During the five-year period, each of the 109 patients progressed from amnestic MCI, in which the patient suffers memory loss but maintains cognitive function, to Alzheimer’s disease. Using MR images of the patients’ brains taken when they were diagnosed with Alzheimer’s disease and 12 months before and after the diagnosis, the researchers created brain maps that illustrated gray matter changes. These maps revealed that compared with male patients, the women had greater atrophy in gray matter 12 months prior to their Alzheimer’s disease diagnosis and at the time of their diagnosis. The brain maps also showed that the men and women in the study lost gray matter volume in different areas of the brain as their disease progressed from MCI to Alzheimer’s disease.
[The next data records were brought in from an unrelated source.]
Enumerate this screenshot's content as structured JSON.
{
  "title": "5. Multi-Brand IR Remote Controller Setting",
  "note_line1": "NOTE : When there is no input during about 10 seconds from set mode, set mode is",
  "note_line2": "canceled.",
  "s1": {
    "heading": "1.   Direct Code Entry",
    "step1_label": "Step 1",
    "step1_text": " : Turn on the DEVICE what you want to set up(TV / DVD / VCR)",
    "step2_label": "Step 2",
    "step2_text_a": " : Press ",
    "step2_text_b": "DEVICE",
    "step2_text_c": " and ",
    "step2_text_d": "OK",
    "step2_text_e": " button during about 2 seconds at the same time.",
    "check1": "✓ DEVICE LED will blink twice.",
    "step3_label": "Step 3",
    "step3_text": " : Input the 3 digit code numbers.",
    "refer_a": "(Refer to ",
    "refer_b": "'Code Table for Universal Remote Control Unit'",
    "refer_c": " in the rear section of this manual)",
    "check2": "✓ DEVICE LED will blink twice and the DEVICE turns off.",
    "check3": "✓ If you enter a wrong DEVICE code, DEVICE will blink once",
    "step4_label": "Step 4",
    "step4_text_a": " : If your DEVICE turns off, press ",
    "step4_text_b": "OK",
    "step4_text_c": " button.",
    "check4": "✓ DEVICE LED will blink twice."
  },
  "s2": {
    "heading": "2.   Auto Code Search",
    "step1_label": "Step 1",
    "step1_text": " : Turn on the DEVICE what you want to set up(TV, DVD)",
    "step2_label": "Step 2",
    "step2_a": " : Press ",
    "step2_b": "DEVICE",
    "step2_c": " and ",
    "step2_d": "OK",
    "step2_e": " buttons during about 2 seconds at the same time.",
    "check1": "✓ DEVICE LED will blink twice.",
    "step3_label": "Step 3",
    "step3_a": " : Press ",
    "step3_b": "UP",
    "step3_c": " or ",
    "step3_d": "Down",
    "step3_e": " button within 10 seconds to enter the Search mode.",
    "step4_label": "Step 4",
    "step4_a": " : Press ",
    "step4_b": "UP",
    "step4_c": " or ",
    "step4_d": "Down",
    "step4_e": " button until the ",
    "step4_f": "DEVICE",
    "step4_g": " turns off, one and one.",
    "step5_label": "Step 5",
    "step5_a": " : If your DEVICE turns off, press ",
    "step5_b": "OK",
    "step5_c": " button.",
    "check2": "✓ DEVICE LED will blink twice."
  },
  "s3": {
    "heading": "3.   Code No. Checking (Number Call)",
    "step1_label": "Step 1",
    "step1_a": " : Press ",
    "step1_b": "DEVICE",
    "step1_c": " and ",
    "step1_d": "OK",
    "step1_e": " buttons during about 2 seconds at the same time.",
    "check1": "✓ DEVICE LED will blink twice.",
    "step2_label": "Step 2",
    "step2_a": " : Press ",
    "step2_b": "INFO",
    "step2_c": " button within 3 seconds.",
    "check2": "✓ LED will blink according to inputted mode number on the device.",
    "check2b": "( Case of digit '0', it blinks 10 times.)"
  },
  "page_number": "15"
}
“The female patients in our study initially had more gray matter atrophy than the male patients but, over time, the men caught up,” Spampinato said. “In the men, the disease developed more aggressively in a shorter period of time.”

Spampinato suggested the gender differences in atrophy patterns have important implications for the development of therapies for MCI and Alzheimer’s disease. “These differences should be taken into consideration when testing new drugs in clinical trials,” she said. “Knowing the difference between the male and female patterns of atrophy will help researchers better decipher a patient’s response to drug therapy.”